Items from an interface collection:
——————

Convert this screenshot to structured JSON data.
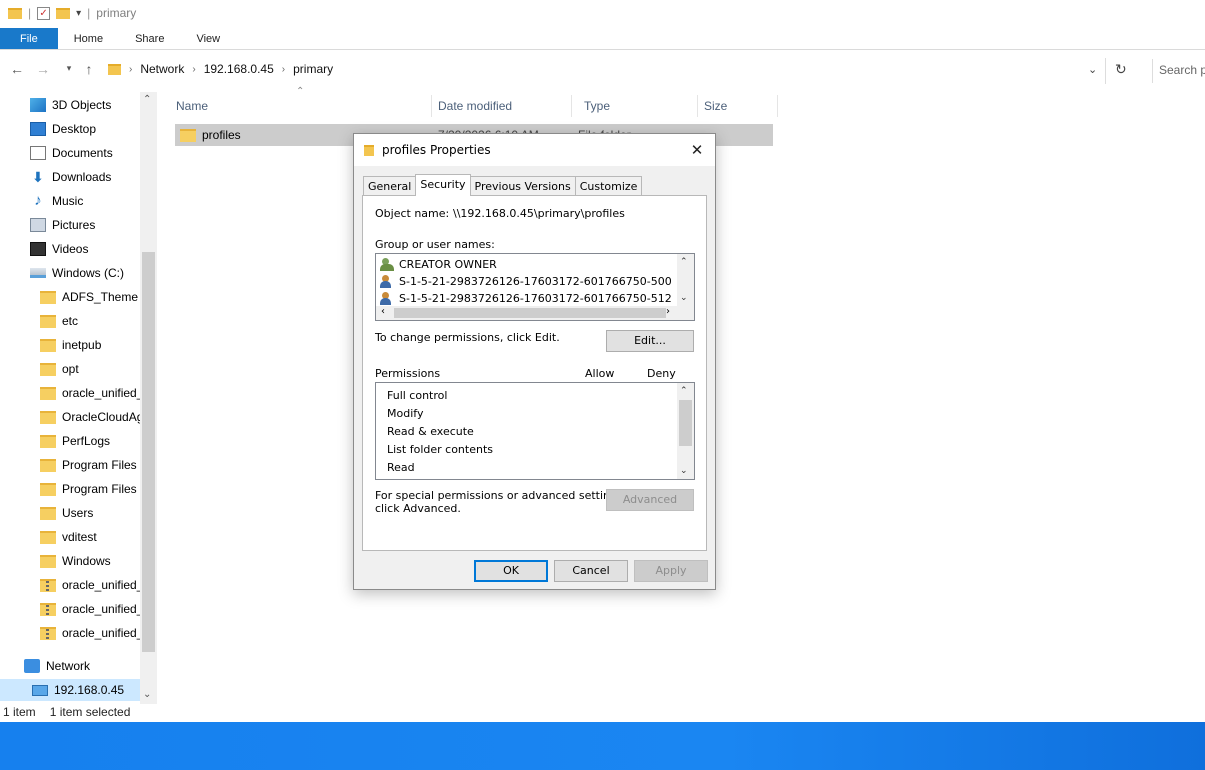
{
  "window": {
    "title": "primary"
  },
  "ribbon": {
    "tabs": [
      "File",
      "Home",
      "Share",
      "View"
    ]
  },
  "address": {
    "crumbs": [
      "Network",
      "192.168.0.45",
      "primary"
    ],
    "search_placeholder": "Search p"
  },
  "nav": {
    "items": [
      {
        "label": "3D Objects",
        "icon": "3d-objects-icon"
      },
      {
        "label": "Desktop",
        "icon": "desktop-icon"
      },
      {
        "label": "Documents",
        "icon": "documents-icon"
      },
      {
        "label": "Downloads",
        "icon": "downloads-icon"
      },
      {
        "label": "Music",
        "icon": "music-icon"
      },
      {
        "label": "Pictures",
        "icon": "pictures-icon"
      },
      {
        "label": "Videos",
        "icon": "videos-icon"
      },
      {
        "label": "Windows (C:)",
        "icon": "drive-icon"
      },
      {
        "label": "ADFS_Theme",
        "icon": "folder-icon"
      },
      {
        "label": "etc",
        "icon": "folder-icon"
      },
      {
        "label": "inetpub",
        "icon": "folder-icon"
      },
      {
        "label": "opt",
        "icon": "folder-icon"
      },
      {
        "label": "oracle_unified_",
        "icon": "folder-icon"
      },
      {
        "label": "OracleCloudAg",
        "icon": "folder-icon"
      },
      {
        "label": "PerfLogs",
        "icon": "folder-icon"
      },
      {
        "label": "Program Files",
        "icon": "folder-icon"
      },
      {
        "label": "Program Files (",
        "icon": "folder-icon"
      },
      {
        "label": "Users",
        "icon": "folder-icon"
      },
      {
        "label": "vditest",
        "icon": "folder-icon"
      },
      {
        "label": "Windows",
        "icon": "folder-icon"
      },
      {
        "label": "oracle_unified_",
        "icon": "zip-icon"
      },
      {
        "label": "oracle_unified_",
        "icon": "zip-icon"
      },
      {
        "label": "oracle_unified_",
        "icon": "zip-icon"
      },
      {
        "label": "Network",
        "icon": "network-icon"
      },
      {
        "label": "192.168.0.45",
        "icon": "computer-icon"
      }
    ]
  },
  "columns": {
    "name": "Name",
    "date": "Date modified",
    "type": "Type",
    "size": "Size"
  },
  "files": [
    {
      "name": "profiles",
      "date": "7/20/2026 6:10 AM",
      "type": "File folder"
    }
  ],
  "status": {
    "count": "1 item",
    "selected": "1 item selected"
  },
  "dialog": {
    "title": "profiles Properties",
    "tabs": [
      "General",
      "Security",
      "Previous Versions",
      "Customize"
    ],
    "object_label": "Object name:",
    "object_value": "\\\\192.168.0.45\\primary\\profiles",
    "group_label": "Group or user names:",
    "users": [
      {
        "name": "CREATOR OWNER",
        "kind": "group"
      },
      {
        "name": "S-1-5-21-2983726126-17603172-601766750-500",
        "kind": "unknown"
      },
      {
        "name": "S-1-5-21-2983726126-17603172-601766750-512",
        "kind": "unknown"
      }
    ],
    "change_text": "To change permissions, click Edit.",
    "edit_button": "Edit...",
    "perm_header": "Permissions",
    "allow_header": "Allow",
    "deny_header": "Deny",
    "permissions": [
      "Full control",
      "Modify",
      "Read & execute",
      "List folder contents",
      "Read"
    ],
    "special_text_1": "For special permissions or advanced settings,",
    "special_text_2": "click Advanced.",
    "advanced_button": "Advanced",
    "ok_button": "OK",
    "cancel_button": "Cancel",
    "apply_button": "Apply"
  },
  "colors": {
    "file_tab": "#1979ca",
    "selection": "#cce8ff",
    "taskbar": "#1680ee",
    "default_button": "#0078d7"
  }
}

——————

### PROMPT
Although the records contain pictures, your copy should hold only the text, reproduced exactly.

### EXPECTED ANSWER
Convert this screenshot to structured JSON data.
{
  "window": {
    "title": "primary"
  },
  "ribbon": {
    "tabs": [
      "File",
      "Home",
      "Share",
      "View"
    ]
  },
  "address": {
    "crumbs": [
      "Network",
      "192.168.0.45",
      "primary"
    ],
    "search_placeholder": "Search p"
  },
  "nav": {
    "items": [
      {
        "label": "3D Objects",
        "icon": "3d-objects-icon"
      },
      {
        "label": "Desktop",
        "icon": "desktop-icon"
      },
      {
        "label": "Documents",
        "icon": "documents-icon"
      },
      {
        "label": "Downloads",
        "icon": "downloads-icon"
      },
      {
        "label": "Music",
        "icon": "music-icon"
      },
      {
        "label": "Pictures",
        "icon": "pictures-icon"
      },
      {
        "label": "Videos",
        "icon": "videos-icon"
      },
      {
        "label": "Windows (C:)",
        "icon": "drive-icon"
      },
      {
        "label": "ADFS_Theme",
        "icon": "folder-icon"
      },
      {
        "label": "etc",
        "icon": "folder-icon"
      },
      {
        "label": "inetpub",
        "icon": "folder-icon"
      },
      {
        "label": "opt",
        "icon": "folder-icon"
      },
      {
        "label": "oracle_unified_",
        "icon": "folder-icon"
      },
      {
        "label": "OracleCloudAg",
        "icon": "folder-icon"
      },
      {
        "label": "PerfLogs",
        "icon": "folder-icon"
      },
      {
        "label": "Program Files",
        "icon": "folder-icon"
      },
      {
        "label": "Program Files (",
        "icon": "folder-icon"
      },
      {
        "label": "Users",
        "icon": "folder-icon"
      },
      {
        "label": "vditest",
        "icon": "folder-icon"
      },
      {
        "label": "Windows",
        "icon": "folder-icon"
      },
      {
        "label": "oracle_unified_",
        "icon": "zip-icon"
      },
      {
        "label": "oracle_unified_",
        "icon": "zip-icon"
      },
      {
        "label": "oracle_unified_",
        "icon": "zip-icon"
      },
      {
        "label": "Network",
        "icon": "network-icon"
      },
      {
        "label": "192.168.0.45",
        "icon": "computer-icon"
      }
    ]
  },
  "columns": {
    "name": "Name",
    "date": "Date modified",
    "type": "Type",
    "size": "Size"
  },
  "files": [
    {
      "name": "profiles",
      "date": "7/20/2026 6:10 AM",
      "type": "File folder"
    }
  ],
  "status": {
    "count": "1 item",
    "selected": "1 item selected"
  },
  "dialog": {
    "title": "profiles Properties",
    "tabs": [
      "General",
      "Security",
      "Previous Versions",
      "Customize"
    ],
    "object_label": "Object name:",
    "object_value": "\\\\192.168.0.45\\primary\\profiles",
    "group_label": "Group or user names:",
    "users": [
      {
        "name": "CREATOR OWNER",
        "kind": "group"
      },
      {
        "name": "S-1-5-21-2983726126-17603172-601766750-500",
        "kind": "unknown"
      },
      {
        "name": "S-1-5-21-2983726126-17603172-601766750-512",
        "kind": "unknown"
      }
    ],
    "change_text": "To change permissions, click Edit.",
    "edit_button": "Edit...",
    "perm_header": "Permissions",
    "allow_header": "Allow",
    "deny_header": "Deny",
    "permissions": [
      "Full control",
      "Modify",
      "Read & execute",
      "List folder contents",
      "Read"
    ],
    "special_text_1": "For special permissions or advanced settings,",
    "special_text_2": "click Advanced.",
    "advanced_button": "Advanced",
    "ok_button": "OK",
    "cancel_button": "Cancel",
    "apply_button": "Apply"
  },
  "colors": {
    "file_tab": "#1979ca",
    "selection": "#cce8ff",
    "taskbar": "#1680ee",
    "default_button": "#0078d7"
  }
}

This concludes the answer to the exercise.